Records contained in a dataset:
↓

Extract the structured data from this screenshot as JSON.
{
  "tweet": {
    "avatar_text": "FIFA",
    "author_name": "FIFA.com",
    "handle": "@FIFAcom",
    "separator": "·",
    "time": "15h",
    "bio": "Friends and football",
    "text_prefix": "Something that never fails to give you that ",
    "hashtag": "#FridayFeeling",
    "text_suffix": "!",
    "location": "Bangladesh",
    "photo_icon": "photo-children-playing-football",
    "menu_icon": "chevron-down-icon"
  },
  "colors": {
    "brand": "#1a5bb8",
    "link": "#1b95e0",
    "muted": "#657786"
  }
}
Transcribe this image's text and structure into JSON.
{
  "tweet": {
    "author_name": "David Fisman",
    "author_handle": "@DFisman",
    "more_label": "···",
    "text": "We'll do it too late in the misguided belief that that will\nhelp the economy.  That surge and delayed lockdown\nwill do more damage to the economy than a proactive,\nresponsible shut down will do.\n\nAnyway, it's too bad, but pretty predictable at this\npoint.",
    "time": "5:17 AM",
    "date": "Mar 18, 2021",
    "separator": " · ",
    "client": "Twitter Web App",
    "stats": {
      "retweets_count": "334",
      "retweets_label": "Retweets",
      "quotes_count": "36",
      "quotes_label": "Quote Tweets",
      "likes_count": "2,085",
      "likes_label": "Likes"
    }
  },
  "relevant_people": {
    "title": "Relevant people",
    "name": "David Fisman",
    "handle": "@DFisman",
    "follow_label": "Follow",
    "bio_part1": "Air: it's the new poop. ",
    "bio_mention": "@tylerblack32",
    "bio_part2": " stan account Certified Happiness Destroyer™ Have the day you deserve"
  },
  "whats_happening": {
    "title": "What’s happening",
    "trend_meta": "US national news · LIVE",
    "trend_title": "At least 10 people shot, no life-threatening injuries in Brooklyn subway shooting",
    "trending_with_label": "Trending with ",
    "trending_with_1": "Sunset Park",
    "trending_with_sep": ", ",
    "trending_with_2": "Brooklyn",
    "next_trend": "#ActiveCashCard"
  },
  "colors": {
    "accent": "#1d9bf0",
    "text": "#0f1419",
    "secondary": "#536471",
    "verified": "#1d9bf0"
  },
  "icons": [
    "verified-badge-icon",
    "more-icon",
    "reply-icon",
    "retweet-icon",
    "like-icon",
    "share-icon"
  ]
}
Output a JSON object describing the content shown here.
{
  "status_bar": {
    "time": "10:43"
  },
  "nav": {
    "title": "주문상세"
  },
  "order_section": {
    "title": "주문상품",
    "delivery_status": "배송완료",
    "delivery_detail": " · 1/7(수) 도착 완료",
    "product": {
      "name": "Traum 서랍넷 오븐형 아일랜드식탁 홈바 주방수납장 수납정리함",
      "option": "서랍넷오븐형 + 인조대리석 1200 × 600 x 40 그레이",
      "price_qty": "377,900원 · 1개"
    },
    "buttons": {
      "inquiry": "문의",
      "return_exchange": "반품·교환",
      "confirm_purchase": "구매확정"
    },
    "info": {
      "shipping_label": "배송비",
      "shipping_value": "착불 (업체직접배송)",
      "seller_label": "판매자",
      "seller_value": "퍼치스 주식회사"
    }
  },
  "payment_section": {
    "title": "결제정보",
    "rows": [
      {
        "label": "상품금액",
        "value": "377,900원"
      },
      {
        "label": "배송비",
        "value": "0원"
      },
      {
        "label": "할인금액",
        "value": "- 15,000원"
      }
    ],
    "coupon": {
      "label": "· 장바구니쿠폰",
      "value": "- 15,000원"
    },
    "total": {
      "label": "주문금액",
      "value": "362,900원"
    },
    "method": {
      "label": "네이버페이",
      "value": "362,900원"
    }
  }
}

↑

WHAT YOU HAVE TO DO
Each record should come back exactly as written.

PROBLEM SOLUTION
Extract the structured data from this screenshot as JSON.
{
  "tweet": {
    "avatar_text": "FIFA",
    "author_name": "FIFA.com",
    "handle": "@FIFAcom",
    "separator": "·",
    "time": "15h",
    "bio": "Friends and football",
    "text_prefix": "Something that never fails to give you that ",
    "hashtag": "#FridayFeeling",
    "text_suffix": "!",
    "location": "Bangladesh",
    "photo_icon": "photo-children-playing-football",
    "menu_icon": "chevron-down-icon"
  },
  "colors": {
    "brand": "#1a5bb8",
    "link": "#1b95e0",
    "muted": "#657786"
  }
}
Transcribe this image's text and structure into JSON.
{
  "tweet": {
    "author_name": "David Fisman",
    "author_handle": "@DFisman",
    "more_label": "···",
    "text": "We'll do it too late in the misguided belief that that will\nhelp the economy.  That surge and delayed lockdown\nwill do more damage to the economy than a proactive,\nresponsible shut down will do.\n\nAnyway, it's too bad, but pretty predictable at this\npoint.",
    "time": "5:17 AM",
    "date": "Mar 18, 2021",
    "separator": " · ",
    "client": "Twitter Web App",
    "stats": {
      "retweets_count": "334",
      "retweets_label": "Retweets",
      "quotes_count": "36",
      "quotes_label": "Quote Tweets",
      "likes_count": "2,085",
      "likes_label": "Likes"
    }
  },
  "relevant_people": {
    "title": "Relevant people",
    "name": "David Fisman",
    "handle": "@DFisman",
    "follow_label": "Follow",
    "bio_part1": "Air: it's the new poop. ",
    "bio_mention": "@tylerblack32",
    "bio_part2": " stan account Certified Happiness Destroyer™ Have the day you deserve"
  },
  "whats_happening": {
    "title": "What’s happening",
    "trend_meta": "US national news · LIVE",
    "trend_title": "At least 10 people shot, no life-threatening injuries in Brooklyn subway shooting",
    "trending_with_label": "Trending with ",
    "trending_with_1": "Sunset Park",
    "trending_with_sep": ", ",
    "trending_with_2": "Brooklyn",
    "next_trend": "#ActiveCashCard"
  },
  "colors": {
    "accent": "#1d9bf0",
    "text": "#0f1419",
    "secondary": "#536471",
    "verified": "#1d9bf0"
  },
  "icons": [
    "verified-badge-icon",
    "more-icon",
    "reply-icon",
    "retweet-icon",
    "like-icon",
    "share-icon"
  ]
}
Output a JSON object describing the content shown here.
{
  "status_bar": {
    "time": "10:43"
  },
  "nav": {
    "title": "주문상세"
  },
  "order_section": {
    "title": "주문상품",
    "delivery_status": "배송완료",
    "delivery_detail": " · 1/7(수) 도착 완료",
    "product": {
      "name": "Traum 서랍넷 오븐형 아일랜드식탁 홈바 주방수납장 수납정리함",
      "option": "서랍넷오븐형 + 인조대리석 1200 × 600 x 40 그레이",
      "price_qty": "377,900원 · 1개"
    },
    "buttons": {
      "inquiry": "문의",
      "return_exchange": "반품·교환",
      "confirm_purchase": "구매확정"
    },
    "info": {
      "shipping_label": "배송비",
      "shipping_value": "착불 (업체직접배송)",
      "seller_label": "판매자",
      "seller_value": "퍼치스 주식회사"
    }
  },
  "payment_section": {
    "title": "결제정보",
    "rows": [
      {
        "label": "상품금액",
        "value": "377,900원"
      },
      {
        "label": "배송비",
        "value": "0원"
      },
      {
        "label": "할인금액",
        "value": "- 15,000원"
      }
    ],
    "coupon": {
      "label": "· 장바구니쿠폰",
      "value": "- 15,000원"
    },
    "total": {
      "label": "주문금액",
      "value": "362,900원"
    },
    "method": {
      "label": "네이버페이",
      "value": "362,900원"
    }
  }
}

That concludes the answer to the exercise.